Simple math answers the question if a timeshare is worth buying. Does the annual maintenance cost give you a good amount of time to stay vs. the market prices. For example if a timeshare plan or week has an annual fee of $700 and gives you 7 nights of vacation, then you are paying $100 per night. If $100 per night is less than the market rate for the time, location and room size then it may be worthwhile to look into. Just ask the right questions before pulling the trigger.
The questions to ask
Does the resort offer an exit option if your life circumstances change or you no longer want the timeshare?
How much have the maintenance fees increased over the last decade?
When was the last major renovation to the resort? Does the HOA operate on a cash surplus or deficit?
Is the resort affiliated with a timeshare developer or internal exchange program (points system)?
Who manages the reservation system?
And Always remember - There is no rush to make a decision. Never let you or your family be pressured into making a decision regarding your finances; this is especially true for timeshare. No deal is too good to walk away from. If someone tries to force you into a deal, they are trying to sell you. There is always time to evaluate what is right for and your future.
We hope this article helps you in finding the right vacation solution for your family. Every family is different and we all want different things in life. We just believe someone has to help the timeshare owners or potential timeshare owners navigate the confusing and high-pressure arena of buying a timeshare.
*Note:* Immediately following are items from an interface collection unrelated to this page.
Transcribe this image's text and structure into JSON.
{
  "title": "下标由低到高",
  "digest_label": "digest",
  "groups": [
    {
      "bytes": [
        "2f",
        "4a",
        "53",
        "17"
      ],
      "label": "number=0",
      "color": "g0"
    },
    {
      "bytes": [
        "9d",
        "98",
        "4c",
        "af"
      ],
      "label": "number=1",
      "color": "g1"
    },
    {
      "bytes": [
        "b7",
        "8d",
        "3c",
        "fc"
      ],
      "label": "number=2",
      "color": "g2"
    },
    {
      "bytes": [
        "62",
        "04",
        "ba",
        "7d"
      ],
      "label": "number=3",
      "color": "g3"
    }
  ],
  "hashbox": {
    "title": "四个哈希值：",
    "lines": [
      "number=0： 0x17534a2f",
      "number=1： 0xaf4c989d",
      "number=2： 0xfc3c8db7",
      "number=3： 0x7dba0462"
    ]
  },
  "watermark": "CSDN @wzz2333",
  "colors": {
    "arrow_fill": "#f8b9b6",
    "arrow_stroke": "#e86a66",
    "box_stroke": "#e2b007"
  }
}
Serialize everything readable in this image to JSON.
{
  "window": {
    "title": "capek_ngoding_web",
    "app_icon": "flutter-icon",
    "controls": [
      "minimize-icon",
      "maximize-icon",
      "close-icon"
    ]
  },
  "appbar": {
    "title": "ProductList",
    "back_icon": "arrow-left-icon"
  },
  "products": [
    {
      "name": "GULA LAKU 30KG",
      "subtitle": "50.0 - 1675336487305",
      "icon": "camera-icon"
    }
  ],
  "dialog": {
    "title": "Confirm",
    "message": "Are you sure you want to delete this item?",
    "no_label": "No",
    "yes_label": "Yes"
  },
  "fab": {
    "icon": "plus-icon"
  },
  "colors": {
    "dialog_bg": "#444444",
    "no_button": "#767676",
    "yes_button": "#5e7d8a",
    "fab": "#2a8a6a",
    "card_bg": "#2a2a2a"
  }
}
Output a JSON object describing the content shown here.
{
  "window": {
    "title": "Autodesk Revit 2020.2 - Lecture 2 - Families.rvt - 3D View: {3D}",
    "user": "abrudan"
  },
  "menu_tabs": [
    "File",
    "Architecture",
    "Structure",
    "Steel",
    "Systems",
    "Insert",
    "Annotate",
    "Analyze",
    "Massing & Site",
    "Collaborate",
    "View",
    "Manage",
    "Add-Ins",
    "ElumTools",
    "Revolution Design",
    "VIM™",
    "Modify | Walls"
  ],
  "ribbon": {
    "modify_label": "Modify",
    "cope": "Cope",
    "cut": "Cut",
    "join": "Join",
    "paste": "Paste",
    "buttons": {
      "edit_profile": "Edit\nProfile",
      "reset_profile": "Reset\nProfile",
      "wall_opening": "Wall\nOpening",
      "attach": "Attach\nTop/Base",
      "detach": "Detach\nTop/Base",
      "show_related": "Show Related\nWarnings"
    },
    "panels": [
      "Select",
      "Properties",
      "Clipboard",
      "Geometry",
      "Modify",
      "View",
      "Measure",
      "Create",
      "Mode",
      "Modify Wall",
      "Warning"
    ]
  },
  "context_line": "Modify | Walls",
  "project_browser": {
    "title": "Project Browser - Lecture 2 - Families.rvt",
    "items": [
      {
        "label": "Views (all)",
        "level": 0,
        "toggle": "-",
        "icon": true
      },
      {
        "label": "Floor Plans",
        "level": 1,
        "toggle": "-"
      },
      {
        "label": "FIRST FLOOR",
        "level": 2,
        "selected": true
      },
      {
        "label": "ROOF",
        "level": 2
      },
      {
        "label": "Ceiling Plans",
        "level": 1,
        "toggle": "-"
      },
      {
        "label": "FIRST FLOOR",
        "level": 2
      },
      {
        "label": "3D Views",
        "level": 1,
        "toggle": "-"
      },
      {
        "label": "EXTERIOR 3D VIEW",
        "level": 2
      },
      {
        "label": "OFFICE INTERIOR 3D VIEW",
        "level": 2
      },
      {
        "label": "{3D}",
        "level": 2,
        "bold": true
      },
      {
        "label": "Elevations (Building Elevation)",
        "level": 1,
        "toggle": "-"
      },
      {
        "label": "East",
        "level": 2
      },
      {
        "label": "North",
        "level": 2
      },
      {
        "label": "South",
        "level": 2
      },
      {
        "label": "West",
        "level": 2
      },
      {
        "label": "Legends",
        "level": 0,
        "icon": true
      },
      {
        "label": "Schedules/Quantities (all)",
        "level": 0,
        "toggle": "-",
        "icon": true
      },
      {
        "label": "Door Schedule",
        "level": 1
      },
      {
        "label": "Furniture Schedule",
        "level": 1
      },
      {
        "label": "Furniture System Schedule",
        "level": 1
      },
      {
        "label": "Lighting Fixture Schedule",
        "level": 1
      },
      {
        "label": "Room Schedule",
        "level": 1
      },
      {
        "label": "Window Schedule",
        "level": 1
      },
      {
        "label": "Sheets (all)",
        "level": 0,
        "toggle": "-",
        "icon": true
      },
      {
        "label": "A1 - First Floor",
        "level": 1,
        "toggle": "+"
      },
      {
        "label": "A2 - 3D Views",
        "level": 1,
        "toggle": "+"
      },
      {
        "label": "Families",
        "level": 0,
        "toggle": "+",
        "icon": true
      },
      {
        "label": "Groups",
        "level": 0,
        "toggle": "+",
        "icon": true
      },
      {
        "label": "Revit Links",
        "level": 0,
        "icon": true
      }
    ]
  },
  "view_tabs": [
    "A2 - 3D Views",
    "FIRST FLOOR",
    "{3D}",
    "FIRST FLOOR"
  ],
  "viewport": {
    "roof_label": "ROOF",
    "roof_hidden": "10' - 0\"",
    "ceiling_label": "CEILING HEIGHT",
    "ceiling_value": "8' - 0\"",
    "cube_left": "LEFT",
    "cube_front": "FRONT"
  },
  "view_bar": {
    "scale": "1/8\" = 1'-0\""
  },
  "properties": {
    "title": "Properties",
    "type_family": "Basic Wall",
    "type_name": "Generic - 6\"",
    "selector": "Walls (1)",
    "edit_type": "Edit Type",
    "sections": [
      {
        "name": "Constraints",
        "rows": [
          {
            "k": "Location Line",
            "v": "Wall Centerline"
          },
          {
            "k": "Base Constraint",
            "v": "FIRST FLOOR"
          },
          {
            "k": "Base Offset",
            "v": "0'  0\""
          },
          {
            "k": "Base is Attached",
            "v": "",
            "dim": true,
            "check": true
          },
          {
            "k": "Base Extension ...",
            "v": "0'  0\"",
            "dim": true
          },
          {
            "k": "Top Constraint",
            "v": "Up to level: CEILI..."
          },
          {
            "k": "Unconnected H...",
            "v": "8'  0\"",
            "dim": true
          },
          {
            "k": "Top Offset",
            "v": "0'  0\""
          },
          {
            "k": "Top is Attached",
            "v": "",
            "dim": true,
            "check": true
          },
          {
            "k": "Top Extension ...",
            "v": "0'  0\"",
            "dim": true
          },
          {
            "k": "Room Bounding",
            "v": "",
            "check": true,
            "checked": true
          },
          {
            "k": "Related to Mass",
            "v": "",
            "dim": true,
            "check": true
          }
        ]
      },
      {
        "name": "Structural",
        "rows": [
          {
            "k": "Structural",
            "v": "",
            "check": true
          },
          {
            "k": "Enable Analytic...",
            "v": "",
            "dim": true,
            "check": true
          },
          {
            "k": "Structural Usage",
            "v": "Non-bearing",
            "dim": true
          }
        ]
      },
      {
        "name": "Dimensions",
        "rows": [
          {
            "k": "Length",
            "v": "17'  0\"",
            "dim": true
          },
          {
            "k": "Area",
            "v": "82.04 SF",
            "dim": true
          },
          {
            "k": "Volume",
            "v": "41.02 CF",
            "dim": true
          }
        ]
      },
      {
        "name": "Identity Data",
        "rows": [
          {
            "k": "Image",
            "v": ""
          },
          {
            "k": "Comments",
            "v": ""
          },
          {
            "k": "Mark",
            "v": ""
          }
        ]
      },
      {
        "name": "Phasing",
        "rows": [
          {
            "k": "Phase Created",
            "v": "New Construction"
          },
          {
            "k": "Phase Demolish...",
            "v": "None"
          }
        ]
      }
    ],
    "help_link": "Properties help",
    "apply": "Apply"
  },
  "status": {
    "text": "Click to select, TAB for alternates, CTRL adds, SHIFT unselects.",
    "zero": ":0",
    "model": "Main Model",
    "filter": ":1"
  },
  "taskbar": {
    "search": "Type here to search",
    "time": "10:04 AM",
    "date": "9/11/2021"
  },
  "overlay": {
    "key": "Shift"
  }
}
If you have a timeshare and need help getting out of it legally and permanently, we would love to help you get all your options.